TASK GOAL:
State the count of lines below in which the word "curve" appears, and add nothing.

════════

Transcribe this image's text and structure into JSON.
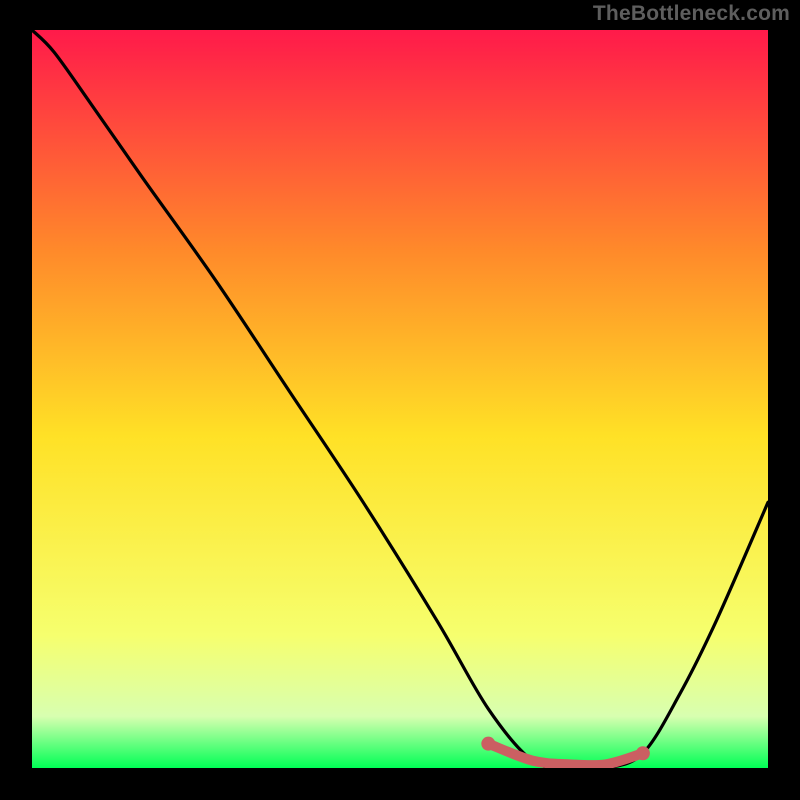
{
  "attribution": "TheBottleneck.com",
  "colors": {
    "page_bg": "#000000",
    "attribution_text": "#5e5e5e",
    "curve": "#000000",
    "highlight": "#cb5f62",
    "gradient_top": "#ff1a4a",
    "gradient_mid_upper": "#ff8a2a",
    "gradient_mid": "#ffe126",
    "gradient_lower": "#f6ff6e",
    "gradient_bottom": "#00ff55"
  },
  "chart_data": {
    "type": "line",
    "title": "",
    "xlabel": "",
    "ylabel": "",
    "xlim": [
      0,
      1
    ],
    "ylim": [
      0,
      1
    ],
    "series": [
      {
        "name": "bottleneck-curve",
        "x": [
          0.0,
          0.03,
          0.08,
          0.15,
          0.25,
          0.35,
          0.45,
          0.55,
          0.62,
          0.68,
          0.73,
          0.78,
          0.83,
          0.88,
          0.93,
          1.0
        ],
        "y": [
          1.0,
          0.97,
          0.9,
          0.8,
          0.66,
          0.51,
          0.36,
          0.2,
          0.08,
          0.01,
          0.0,
          0.0,
          0.02,
          0.1,
          0.2,
          0.36
        ]
      }
    ],
    "highlight_segment": {
      "name": "trough-highlight",
      "x": [
        0.62,
        0.68,
        0.73,
        0.78,
        0.83
      ],
      "y": [
        0.033,
        0.01,
        0.005,
        0.005,
        0.02
      ]
    },
    "highlight_endpoints": [
      {
        "x": 0.62,
        "y": 0.033
      },
      {
        "x": 0.83,
        "y": 0.02
      }
    ]
  }
}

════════

EXERCISE SOLUTION:
2